Now that Avaya has closed its acquisition of Nortel’s enterprise business, it must figure out how to meet new challenges as a bigger company with weightier expectations.
Owned by private-equity concerns Silver Lake and TPG capital, which bought the company for approximately $8.2-billion in 2007, Avaya now has paid $900-million for insolvent Nortel’s enterprise assets and $15 million for employee retention.
The pressure now will be on Avaya CEO Kevin Kennedy, a former Cisco executive who left to pursue his personal quest for a big chair after concluding that John Chambers wasn’t prepared to vacate his gilded throne. It will fall to Kennedy and his team to plot a course toward exit for the Nortel-engorged Avaya.
Kennedy might be on the clock, but he’s playing for time, too. In an interview with Reuters, he said an eventual exit for the company was contingent on external factors, mainly the global economy, as well as on his company’s strategy and execution.
The Avaya chief thinks the economy is recovering, but he said customers remain wary of making big investments and are targeting projects that provide near-term returns.
“They speak as though there will be growth. But they are preparing for sometime during the calendar year for a setback. So they tend to be committing to projects that can be completed within six months rather than 12 to 24 months.
We believe that the economy will be some place between flat and up, cautiously up, I’d say. But we are also managing the company as though there could be a setback.”
Setback. He used that word twice in the two preceding paragraphs. A setback for the global economy would be a setback for Avaya’s customers, and that would represent a setback for Avaya and for its exit-seeking investors. (For those of you keeping score, I just used the word “seback” four times — five, if you include the reference in this parenthetical sentence — in this paragraph, thus trumping Kennedy in a competition in which he is an unwilling, unknowing participant.)
Kennedy prepared his company’s financial backers for a potentially long haul well before he spoke with Reuters last week, but it’s interesting that he is working so hard to temper expectations outside the Avaya boardroom.
Unwary industry observers, who are good at simple arithmetic but fail to take context into account, will add Nortel’s IP PBX market share to Avaya’s and conclude that the merged entity will have a combined 25 percent of the enterprise telephony space. They’ll excitedly point to that number and say that the Avaya-Nortel colossus will overwhelm Cisco, which holds about 16 percent of the market.
What they must remember, however, is that it won’t play out that way.

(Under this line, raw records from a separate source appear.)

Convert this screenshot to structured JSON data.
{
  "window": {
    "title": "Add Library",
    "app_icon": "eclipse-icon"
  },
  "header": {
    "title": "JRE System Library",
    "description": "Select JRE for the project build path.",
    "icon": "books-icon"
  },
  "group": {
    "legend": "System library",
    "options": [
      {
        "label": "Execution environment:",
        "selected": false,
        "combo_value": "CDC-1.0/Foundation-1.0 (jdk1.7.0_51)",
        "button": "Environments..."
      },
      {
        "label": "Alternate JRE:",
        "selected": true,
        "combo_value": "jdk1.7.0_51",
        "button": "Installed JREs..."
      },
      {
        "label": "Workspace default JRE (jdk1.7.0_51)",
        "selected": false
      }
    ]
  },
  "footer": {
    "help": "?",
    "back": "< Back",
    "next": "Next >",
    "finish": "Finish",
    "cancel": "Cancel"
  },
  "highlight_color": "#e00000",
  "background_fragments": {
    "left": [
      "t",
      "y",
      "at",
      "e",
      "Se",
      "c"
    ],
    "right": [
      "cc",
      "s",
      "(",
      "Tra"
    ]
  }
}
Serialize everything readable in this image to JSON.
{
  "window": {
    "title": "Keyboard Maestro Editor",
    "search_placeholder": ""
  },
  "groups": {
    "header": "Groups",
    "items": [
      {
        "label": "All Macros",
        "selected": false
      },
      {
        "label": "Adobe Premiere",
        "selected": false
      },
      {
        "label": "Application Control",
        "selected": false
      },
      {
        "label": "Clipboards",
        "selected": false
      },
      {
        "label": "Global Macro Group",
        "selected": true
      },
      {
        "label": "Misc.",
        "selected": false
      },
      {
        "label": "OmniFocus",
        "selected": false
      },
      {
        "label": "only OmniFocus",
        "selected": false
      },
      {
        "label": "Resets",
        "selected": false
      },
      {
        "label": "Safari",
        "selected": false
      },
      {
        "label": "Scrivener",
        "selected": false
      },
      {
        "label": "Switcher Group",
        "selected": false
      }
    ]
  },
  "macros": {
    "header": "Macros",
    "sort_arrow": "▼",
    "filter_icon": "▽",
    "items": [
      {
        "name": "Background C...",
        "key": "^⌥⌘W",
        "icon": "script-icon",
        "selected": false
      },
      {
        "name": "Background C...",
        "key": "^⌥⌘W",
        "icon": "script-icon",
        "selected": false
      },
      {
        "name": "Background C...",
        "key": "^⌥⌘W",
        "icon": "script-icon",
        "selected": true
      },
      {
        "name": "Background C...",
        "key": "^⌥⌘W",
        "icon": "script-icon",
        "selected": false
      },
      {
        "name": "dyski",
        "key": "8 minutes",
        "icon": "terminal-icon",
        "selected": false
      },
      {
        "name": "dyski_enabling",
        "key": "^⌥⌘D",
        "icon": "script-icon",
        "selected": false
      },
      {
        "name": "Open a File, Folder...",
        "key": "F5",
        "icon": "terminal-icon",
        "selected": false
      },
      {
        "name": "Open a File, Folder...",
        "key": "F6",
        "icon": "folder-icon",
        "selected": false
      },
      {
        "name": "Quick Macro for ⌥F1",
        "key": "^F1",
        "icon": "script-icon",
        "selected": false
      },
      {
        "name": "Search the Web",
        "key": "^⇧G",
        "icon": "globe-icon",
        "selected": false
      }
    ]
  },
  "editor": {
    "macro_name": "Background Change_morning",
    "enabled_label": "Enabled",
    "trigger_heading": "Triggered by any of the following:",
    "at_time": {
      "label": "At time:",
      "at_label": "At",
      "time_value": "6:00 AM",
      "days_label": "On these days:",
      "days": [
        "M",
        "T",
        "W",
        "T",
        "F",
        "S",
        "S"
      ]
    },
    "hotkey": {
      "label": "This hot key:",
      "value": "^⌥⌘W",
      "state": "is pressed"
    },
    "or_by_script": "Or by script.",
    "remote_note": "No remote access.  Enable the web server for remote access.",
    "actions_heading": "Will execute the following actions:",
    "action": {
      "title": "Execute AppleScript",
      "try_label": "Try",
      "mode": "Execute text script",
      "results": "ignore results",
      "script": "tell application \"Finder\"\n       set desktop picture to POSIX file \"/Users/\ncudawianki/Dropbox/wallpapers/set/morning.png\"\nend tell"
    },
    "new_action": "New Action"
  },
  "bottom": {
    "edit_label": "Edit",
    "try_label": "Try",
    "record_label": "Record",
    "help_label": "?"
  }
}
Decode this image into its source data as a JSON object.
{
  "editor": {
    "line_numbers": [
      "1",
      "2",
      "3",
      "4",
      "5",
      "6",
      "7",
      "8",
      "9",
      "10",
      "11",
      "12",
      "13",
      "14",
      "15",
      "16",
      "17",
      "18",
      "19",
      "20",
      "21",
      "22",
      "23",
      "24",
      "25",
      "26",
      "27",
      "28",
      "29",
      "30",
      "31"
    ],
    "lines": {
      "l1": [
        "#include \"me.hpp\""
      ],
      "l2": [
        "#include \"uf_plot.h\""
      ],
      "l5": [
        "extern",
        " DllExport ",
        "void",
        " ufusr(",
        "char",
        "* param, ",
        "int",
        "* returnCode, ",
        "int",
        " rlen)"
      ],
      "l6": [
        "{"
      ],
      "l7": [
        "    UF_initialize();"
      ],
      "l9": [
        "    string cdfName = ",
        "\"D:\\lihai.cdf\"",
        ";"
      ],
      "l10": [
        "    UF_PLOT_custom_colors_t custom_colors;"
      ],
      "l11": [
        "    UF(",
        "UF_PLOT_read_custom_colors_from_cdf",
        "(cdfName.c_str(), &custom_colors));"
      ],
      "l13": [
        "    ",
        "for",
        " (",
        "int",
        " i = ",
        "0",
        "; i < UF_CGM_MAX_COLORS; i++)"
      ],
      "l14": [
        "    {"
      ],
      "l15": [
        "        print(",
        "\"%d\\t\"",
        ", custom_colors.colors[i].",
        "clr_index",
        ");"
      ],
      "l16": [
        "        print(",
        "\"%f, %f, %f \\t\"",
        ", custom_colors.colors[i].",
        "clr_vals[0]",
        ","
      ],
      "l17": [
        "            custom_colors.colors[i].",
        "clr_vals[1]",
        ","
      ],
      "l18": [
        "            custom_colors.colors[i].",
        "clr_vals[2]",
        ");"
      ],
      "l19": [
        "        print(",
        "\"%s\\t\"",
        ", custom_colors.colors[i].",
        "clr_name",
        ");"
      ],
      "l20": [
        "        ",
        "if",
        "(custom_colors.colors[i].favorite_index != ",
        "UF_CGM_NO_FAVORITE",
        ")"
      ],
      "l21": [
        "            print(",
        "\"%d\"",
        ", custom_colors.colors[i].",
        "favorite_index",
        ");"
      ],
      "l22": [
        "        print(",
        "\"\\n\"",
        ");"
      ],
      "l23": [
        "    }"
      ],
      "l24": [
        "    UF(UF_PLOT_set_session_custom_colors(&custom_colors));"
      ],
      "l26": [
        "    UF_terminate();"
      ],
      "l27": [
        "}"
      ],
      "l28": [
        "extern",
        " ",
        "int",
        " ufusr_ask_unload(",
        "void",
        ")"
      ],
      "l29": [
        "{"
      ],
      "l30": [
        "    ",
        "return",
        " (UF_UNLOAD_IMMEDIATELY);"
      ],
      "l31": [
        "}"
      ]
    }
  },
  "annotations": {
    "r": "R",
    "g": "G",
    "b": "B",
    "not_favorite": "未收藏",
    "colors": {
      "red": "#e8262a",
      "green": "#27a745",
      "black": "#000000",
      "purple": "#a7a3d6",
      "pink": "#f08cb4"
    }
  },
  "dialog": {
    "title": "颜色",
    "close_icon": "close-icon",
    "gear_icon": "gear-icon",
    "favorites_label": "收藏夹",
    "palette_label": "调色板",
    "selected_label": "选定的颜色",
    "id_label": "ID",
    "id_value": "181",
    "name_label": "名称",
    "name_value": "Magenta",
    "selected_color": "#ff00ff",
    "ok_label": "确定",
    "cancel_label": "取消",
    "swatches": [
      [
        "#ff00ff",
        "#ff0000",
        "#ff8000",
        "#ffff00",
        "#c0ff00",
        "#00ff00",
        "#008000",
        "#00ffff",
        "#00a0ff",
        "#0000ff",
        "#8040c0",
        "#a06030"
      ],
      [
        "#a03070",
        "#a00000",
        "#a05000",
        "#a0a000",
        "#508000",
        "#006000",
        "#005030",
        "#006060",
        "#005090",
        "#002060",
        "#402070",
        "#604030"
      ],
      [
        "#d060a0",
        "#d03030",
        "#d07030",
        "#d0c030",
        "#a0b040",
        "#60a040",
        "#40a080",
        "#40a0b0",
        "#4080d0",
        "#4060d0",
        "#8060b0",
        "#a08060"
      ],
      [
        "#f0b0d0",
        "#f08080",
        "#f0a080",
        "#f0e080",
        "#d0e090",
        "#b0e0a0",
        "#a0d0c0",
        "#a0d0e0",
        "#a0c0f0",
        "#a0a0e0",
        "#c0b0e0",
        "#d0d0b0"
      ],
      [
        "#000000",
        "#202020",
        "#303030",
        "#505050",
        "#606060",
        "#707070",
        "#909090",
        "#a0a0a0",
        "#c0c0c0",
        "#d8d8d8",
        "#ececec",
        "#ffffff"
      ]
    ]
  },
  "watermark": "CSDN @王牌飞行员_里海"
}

Even though the Cisco of today doesn’t seem as invincible as the Cisco of yore, enterprise telephony and unified communications — the latter with its bandwidth-hogging video traffic — are areas where the computer-networking leader is unlikely to get lackadaisical.
More to the point, Avaya has to eliminate product overlaps with the Nortel portfolio. It also must deal with daunting channel-integration issues. A lot of customer confusion and uncertainty will result.
Taking all that into account, the keen industry watcher will realize that one plus one, in the case of post-merger market share, will not always equal three. Sometimes, as in this case, it doesn’t even equal two. When the dust settles about six to nine moths from now, Avaya will have done well to keep a market-share edge over Cisco.
Avaya has said it plans to sell and support all Nortel lines for 12 to 18 months. The company also said it will provide a migration plan for any products that it decides to phase out. With the Nortel brand not being part of the acquired bounty, future product releases from the Nortel side of the family will carry the Avaya name.
After closing its deal to acquire Nortel’s enterprises, Avaya now prepares for the heavy lifting.